REQUIRED WORK: Could you retype every record below exactly as it appears?

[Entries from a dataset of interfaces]
########################################

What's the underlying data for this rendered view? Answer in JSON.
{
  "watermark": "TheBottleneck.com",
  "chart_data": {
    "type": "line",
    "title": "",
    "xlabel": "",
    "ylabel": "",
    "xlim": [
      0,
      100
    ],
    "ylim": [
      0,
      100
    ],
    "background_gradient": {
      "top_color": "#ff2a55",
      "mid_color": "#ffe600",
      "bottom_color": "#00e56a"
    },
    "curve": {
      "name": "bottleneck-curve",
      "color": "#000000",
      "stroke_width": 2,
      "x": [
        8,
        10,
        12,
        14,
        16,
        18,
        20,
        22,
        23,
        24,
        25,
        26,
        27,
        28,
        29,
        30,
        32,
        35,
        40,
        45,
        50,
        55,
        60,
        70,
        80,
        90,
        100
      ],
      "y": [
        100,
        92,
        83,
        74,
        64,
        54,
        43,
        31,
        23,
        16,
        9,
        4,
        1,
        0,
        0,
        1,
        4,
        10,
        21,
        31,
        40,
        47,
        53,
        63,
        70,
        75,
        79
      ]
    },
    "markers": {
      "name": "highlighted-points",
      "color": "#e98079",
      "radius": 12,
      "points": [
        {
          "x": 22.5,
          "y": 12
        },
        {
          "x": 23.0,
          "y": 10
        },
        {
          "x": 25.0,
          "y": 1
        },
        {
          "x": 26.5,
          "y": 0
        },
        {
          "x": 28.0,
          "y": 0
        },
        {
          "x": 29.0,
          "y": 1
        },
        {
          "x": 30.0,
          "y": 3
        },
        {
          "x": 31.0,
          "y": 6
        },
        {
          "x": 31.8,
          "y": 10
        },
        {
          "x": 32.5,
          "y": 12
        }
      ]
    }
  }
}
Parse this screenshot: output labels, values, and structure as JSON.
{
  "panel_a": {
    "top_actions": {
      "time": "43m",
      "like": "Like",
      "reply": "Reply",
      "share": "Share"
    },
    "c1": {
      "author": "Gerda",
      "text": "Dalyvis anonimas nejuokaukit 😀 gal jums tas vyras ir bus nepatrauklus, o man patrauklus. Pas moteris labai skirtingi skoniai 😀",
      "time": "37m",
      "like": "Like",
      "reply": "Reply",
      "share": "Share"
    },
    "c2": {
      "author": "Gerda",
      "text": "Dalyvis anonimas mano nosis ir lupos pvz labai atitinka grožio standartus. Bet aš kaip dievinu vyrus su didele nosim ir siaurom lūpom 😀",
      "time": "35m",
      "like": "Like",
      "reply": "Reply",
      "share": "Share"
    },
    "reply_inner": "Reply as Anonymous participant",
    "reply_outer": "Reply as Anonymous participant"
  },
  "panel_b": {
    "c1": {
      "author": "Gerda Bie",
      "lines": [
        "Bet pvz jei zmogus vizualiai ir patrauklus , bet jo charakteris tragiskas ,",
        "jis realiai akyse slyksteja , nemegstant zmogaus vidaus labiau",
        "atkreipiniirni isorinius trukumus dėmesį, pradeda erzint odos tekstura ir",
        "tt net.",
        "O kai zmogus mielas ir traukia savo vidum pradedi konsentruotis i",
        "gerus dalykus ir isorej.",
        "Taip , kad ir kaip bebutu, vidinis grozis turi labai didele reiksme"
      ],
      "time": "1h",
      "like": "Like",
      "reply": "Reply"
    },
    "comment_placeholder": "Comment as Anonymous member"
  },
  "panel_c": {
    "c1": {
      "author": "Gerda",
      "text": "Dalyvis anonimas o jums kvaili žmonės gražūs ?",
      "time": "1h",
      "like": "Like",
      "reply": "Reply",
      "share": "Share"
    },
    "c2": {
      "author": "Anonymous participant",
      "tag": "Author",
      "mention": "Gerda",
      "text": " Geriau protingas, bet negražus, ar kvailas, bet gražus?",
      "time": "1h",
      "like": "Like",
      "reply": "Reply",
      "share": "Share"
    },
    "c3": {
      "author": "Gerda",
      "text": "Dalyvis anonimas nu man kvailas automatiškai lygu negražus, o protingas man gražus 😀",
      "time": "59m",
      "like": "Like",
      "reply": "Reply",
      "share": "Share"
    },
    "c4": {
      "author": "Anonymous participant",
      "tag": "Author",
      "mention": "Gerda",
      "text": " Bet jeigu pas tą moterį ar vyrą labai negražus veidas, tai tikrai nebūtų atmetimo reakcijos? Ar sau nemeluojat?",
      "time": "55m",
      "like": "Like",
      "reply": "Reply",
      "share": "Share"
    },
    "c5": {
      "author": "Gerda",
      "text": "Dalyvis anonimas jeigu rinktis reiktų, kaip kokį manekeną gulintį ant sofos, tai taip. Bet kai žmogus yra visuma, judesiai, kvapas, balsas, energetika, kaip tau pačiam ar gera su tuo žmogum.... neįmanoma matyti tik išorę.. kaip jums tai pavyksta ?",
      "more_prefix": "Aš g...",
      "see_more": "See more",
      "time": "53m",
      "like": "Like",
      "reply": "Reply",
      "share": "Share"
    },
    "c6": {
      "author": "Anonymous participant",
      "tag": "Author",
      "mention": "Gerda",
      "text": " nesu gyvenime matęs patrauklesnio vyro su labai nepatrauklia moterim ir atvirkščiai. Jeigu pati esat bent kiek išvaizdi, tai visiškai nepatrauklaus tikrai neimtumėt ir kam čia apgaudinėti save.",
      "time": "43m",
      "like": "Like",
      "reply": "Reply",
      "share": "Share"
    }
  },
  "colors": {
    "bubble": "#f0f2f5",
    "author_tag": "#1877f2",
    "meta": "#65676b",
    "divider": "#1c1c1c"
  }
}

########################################

ANSWER TO THIS PROBLEM:
What's the underlying data for this rendered view? Answer in JSON.
{
  "watermark": "TheBottleneck.com",
  "chart_data": {
    "type": "line",
    "title": "",
    "xlabel": "",
    "ylabel": "",
    "xlim": [
      0,
      100
    ],
    "ylim": [
      0,
      100
    ],
    "background_gradient": {
      "top_color": "#ff2a55",
      "mid_color": "#ffe600",
      "bottom_color": "#00e56a"
    },
    "curve": {
      "name": "bottleneck-curve",
      "color": "#000000",
      "stroke_width": 2,
      "x": [
        8,
        10,
        12,
        14,
        16,
        18,
        20,
        22,
        23,
        24,
        25,
        26,
        27,
        28,
        29,
        30,
        32,
        35,
        40,
        45,
        50,
        55,
        60,
        70,
        80,
        90,
        100
      ],
      "y": [
        100,
        92,
        83,
        74,
        64,
        54,
        43,
        31,
        23,
        16,
        9,
        4,
        1,
        0,
        0,
        1,
        4,
        10,
        21,
        31,
        40,
        47,
        53,
        63,
        70,
        75,
        79
      ]
    },
    "markers": {
      "name": "highlighted-points",
      "color": "#e98079",
      "radius": 12,
      "points": [
        {
          "x": 22.5,
          "y": 12
        },
        {
          "x": 23.0,
          "y": 10
        },
        {
          "x": 25.0,
          "y": 1
        },
        {
          "x": 26.5,
          "y": 0
        },
        {
          "x": 28.0,
          "y": 0
        },
        {
          "x": 29.0,
          "y": 1
        },
        {
          "x": 30.0,
          "y": 3
        },
        {
          "x": 31.0,
          "y": 6
        },
        {
          "x": 31.8,
          "y": 10
        },
        {
          "x": 32.5,
          "y": 12
        }
      ]
    }
  }
}
Parse this screenshot: output labels, values, and structure as JSON.
{
  "panel_a": {
    "top_actions": {
      "time": "43m",
      "like": "Like",
      "reply": "Reply",
      "share": "Share"
    },
    "c1": {
      "author": "Gerda",
      "text": "Dalyvis anonimas nejuokaukit 😀 gal jums tas vyras ir bus nepatrauklus, o man patrauklus. Pas moteris labai skirtingi skoniai 😀",
      "time": "37m",
      "like": "Like",
      "reply": "Reply",
      "share": "Share"
    },
    "c2": {
      "author": "Gerda",
      "text": "Dalyvis anonimas mano nosis ir lupos pvz labai atitinka grožio standartus. Bet aš kaip dievinu vyrus su didele nosim ir siaurom lūpom 😀",
      "time": "35m",
      "like": "Like",
      "reply": "Reply",
      "share": "Share"
    },
    "reply_inner": "Reply as Anonymous participant",
    "reply_outer": "Reply as Anonymous participant"
  },
  "panel_b": {
    "c1": {
      "author": "Gerda Bie",
      "lines": [
        "Bet pvz jei zmogus vizualiai ir patrauklus , bet jo charakteris tragiskas ,",
        "jis realiai akyse slyksteja , nemegstant zmogaus vidaus labiau",
        "atkreipiniirni isorinius trukumus dėmesį, pradeda erzint odos tekstura ir",
        "tt net.",
        "O kai zmogus mielas ir traukia savo vidum pradedi konsentruotis i",
        "gerus dalykus ir isorej.",
        "Taip , kad ir kaip bebutu, vidinis grozis turi labai didele reiksme"
      ],
      "time": "1h",
      "like": "Like",
      "reply": "Reply"
    },
    "comment_placeholder": "Comment as Anonymous member"
  },
  "panel_c": {
    "c1": {
      "author": "Gerda",
      "text": "Dalyvis anonimas o jums kvaili žmonės gražūs ?",
      "time": "1h",
      "like": "Like",
      "reply": "Reply",
      "share": "Share"
    },
    "c2": {
      "author": "Anonymous participant",
      "tag": "Author",
      "mention": "Gerda",
      "text": " Geriau protingas, bet negražus, ar kvailas, bet gražus?",
      "time": "1h",
      "like": "Like",
      "reply": "Reply",
      "share": "Share"
    },
    "c3": {
      "author": "Gerda",
      "text": "Dalyvis anonimas nu man kvailas automatiškai lygu negražus, o protingas man gražus 😀",
      "time": "59m",
      "like": "Like",
      "reply": "Reply",
      "share": "Share"
    },
    "c4": {
      "author": "Anonymous participant",
      "tag": "Author",
      "mention": "Gerda",
      "text": " Bet jeigu pas tą moterį ar vyrą labai negražus veidas, tai tikrai nebūtų atmetimo reakcijos? Ar sau nemeluojat?",
      "time": "55m",
      "like": "Like",
      "reply": "Reply",
      "share": "Share"
    },
    "c5": {
      "author": "Gerda",
      "text": "Dalyvis anonimas jeigu rinktis reiktų, kaip kokį manekeną gulintį ant sofos, tai taip. Bet kai žmogus yra visuma, judesiai, kvapas, balsas, energetika, kaip tau pačiam ar gera su tuo žmogum.... neįmanoma matyti tik išorę.. kaip jums tai pavyksta ?",
      "more_prefix": "Aš g...",
      "see_more": "See more",
      "time": "53m",
      "like": "Like",
      "reply": "Reply",
      "share": "Share"
    },
    "c6": {
      "author": "Anonymous participant",
      "tag": "Author",
      "mention": "Gerda",
      "text": " nesu gyvenime matęs patrauklesnio vyro su labai nepatrauklia moterim ir atvirkščiai. Jeigu pati esat bent kiek išvaizdi, tai visiškai nepatrauklaus tikrai neimtumėt ir kam čia apgaudinėti save.",
      "time": "43m",
      "like": "Like",
      "reply": "Reply",
      "share": "Share"
    }
  },
  "colors": {
    "bubble": "#f0f2f5",
    "author_tag": "#1877f2",
    "meta": "#65676b",
    "divider": "#1c1c1c"
  }
}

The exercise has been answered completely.